Poker is a card game played between two or more people with the aim of winning a pot at the end of each betting round. The winner is determined by forming the highest ranking hand according to the rules of the game. The pot consists of all the bets placed by players. It is important to know the different kinds of hands in order to win. The most common hands include a pair, three of a kind, straight, flush and high card.
One of the best ways to improve your poker skills is to practice and watch other players play. This will help you develop quick instincts and better understand the game. Watch how experienced players react to the situations they find themselves in and then think about how you would react if you were in their position. This will help you develop your own strategy and make your games more profitable.
A good poker player must be able to deceive his or her opponents. If opponents always know what you have, you will never get paid off on your strong hands and your bluffs won’t get through. Therefore, it is important to mix up your game and make your opponent think you have a weak hand when you have a strong one.
It is also important to play in position. This will give you the opportunity to control the size of the pot and increase your chances of making a good hand. Ideally, you should raise your bet when you have a strong hand and check when you have a marginal one. However, if you are short-stacked and close to a pay jump, it may be necessary to adopt a more survival-oriented playing style.
Another essential skill in poker is knowing when to fold. If you have a bad hand, don’t keep betting on it – you will only lose more money. Instead, check and wait for the next betting round. If you have a strong hand, bet big and try to scare away other players. This will help you win the pot and build your confidence in your bluffing abilities.
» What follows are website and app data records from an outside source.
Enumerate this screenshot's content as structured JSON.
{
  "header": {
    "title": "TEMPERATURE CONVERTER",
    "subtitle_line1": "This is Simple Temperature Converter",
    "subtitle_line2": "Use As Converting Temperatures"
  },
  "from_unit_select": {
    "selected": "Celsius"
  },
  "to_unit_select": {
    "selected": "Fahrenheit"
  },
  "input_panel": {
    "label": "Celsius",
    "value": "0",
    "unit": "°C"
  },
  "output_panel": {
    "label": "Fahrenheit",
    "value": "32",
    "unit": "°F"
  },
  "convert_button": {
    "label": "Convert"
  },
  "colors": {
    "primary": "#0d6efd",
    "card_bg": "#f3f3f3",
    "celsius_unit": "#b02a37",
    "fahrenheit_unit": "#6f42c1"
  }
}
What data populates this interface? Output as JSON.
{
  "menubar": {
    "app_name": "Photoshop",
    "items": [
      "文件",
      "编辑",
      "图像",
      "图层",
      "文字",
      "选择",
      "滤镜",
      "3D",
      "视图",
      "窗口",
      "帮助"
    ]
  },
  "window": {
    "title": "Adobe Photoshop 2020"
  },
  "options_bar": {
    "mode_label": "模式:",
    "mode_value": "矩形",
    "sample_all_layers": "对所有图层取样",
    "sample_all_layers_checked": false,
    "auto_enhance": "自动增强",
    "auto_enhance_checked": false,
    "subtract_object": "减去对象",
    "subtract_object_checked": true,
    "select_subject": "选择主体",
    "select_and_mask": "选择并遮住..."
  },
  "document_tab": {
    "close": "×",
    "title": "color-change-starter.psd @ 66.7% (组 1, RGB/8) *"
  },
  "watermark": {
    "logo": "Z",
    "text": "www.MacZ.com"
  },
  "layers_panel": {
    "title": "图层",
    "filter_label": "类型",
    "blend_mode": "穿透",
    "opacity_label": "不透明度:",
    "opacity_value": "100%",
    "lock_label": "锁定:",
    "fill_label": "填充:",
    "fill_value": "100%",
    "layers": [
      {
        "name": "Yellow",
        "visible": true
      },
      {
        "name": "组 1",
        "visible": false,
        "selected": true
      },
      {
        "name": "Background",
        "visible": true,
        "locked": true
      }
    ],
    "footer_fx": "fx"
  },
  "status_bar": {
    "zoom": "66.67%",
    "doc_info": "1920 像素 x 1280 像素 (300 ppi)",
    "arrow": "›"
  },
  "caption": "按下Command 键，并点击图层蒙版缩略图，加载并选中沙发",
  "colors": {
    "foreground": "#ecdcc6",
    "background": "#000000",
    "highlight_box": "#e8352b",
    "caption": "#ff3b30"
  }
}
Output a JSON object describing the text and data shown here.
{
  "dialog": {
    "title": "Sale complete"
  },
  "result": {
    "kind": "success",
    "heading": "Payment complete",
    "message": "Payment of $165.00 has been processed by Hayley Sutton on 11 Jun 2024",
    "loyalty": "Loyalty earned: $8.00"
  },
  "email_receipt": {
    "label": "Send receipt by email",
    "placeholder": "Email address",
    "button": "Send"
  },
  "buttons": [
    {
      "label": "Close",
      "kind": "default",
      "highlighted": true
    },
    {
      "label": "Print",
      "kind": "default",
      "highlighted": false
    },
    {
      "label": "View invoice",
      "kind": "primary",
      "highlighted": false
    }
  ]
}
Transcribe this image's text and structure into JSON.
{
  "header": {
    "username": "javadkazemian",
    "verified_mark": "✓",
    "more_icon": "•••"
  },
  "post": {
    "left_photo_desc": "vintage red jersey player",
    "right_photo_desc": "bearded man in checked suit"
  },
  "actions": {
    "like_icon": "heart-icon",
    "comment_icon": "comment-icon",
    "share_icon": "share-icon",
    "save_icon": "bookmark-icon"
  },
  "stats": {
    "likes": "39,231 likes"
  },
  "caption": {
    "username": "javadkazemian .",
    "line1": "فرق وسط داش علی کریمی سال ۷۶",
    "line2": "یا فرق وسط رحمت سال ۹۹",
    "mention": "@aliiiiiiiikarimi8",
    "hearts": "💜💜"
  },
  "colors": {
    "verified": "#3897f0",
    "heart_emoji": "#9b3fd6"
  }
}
To be a good poker player, you must learn to read your opponents. This includes paying attention to their facial expressions, idiosyncrasies, hand gestures and betting behavior. It is important to be able to identify these tells, which will give you valuable information about your opponents’ hand strength and help you to plan your bluffs accordingly. Moreover, you should also manage your bankroll carefully and not risk more than you can afford to lose. Otherwise, you will be tempted to keep calling and raising with weak hands, which will eventually drain your bankroll. This can be a very dangerous habit. The more you play poker, the more you will learn to read your opponents and adjust your strategy accordingly. In addition, it is crucial to keep your emotions in check and not let them affect your decision-making.